## [Collection entries]
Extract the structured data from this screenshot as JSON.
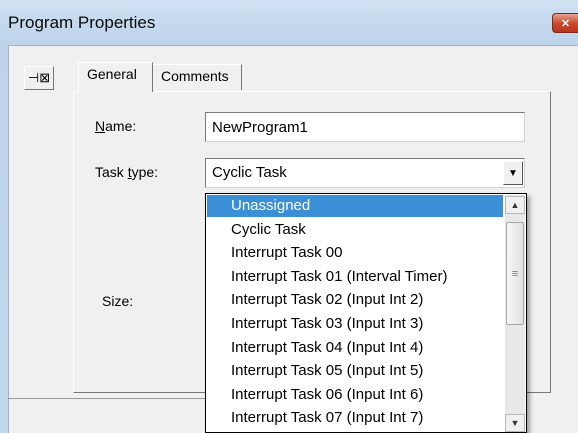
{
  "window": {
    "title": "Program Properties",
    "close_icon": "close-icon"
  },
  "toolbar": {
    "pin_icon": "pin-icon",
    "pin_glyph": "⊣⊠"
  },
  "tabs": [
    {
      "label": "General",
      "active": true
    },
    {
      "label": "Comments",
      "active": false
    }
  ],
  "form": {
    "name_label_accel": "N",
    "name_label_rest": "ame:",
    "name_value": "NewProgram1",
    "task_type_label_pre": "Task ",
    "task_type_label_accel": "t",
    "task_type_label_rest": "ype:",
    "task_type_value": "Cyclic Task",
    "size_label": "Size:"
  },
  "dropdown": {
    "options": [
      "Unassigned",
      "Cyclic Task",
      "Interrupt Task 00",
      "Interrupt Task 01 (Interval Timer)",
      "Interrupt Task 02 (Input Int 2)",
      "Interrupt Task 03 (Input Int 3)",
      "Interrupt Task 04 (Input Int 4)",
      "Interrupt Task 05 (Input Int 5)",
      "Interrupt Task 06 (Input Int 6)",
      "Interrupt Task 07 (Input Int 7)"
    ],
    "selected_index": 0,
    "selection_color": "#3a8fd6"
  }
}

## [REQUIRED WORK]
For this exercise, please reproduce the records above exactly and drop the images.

## [RESPONSE AREA]
Extract the structured data from this screenshot as JSON.
{
  "window": {
    "title": "Program Properties",
    "close_icon": "close-icon"
  },
  "toolbar": {
    "pin_icon": "pin-icon",
    "pin_glyph": "⊣⊠"
  },
  "tabs": [
    {
      "label": "General",
      "active": true
    },
    {
      "label": "Comments",
      "active": false
    }
  ],
  "form": {
    "name_label_accel": "N",
    "name_label_rest": "ame:",
    "name_value": "NewProgram1",
    "task_type_label_pre": "Task ",
    "task_type_label_accel": "t",
    "task_type_label_rest": "ype:",
    "task_type_value": "Cyclic Task",
    "size_label": "Size:"
  },
  "dropdown": {
    "options": [
      "Unassigned",
      "Cyclic Task",
      "Interrupt Task 00",
      "Interrupt Task 01 (Interval Timer)",
      "Interrupt Task 02 (Input Int 2)",
      "Interrupt Task 03 (Input Int 3)",
      "Interrupt Task 04 (Input Int 4)",
      "Interrupt Task 05 (Input Int 5)",
      "Interrupt Task 06 (Input Int 6)",
      "Interrupt Task 07 (Input Int 7)"
    ],
    "selected_index": 0,
    "selection_color": "#3a8fd6"
  }
}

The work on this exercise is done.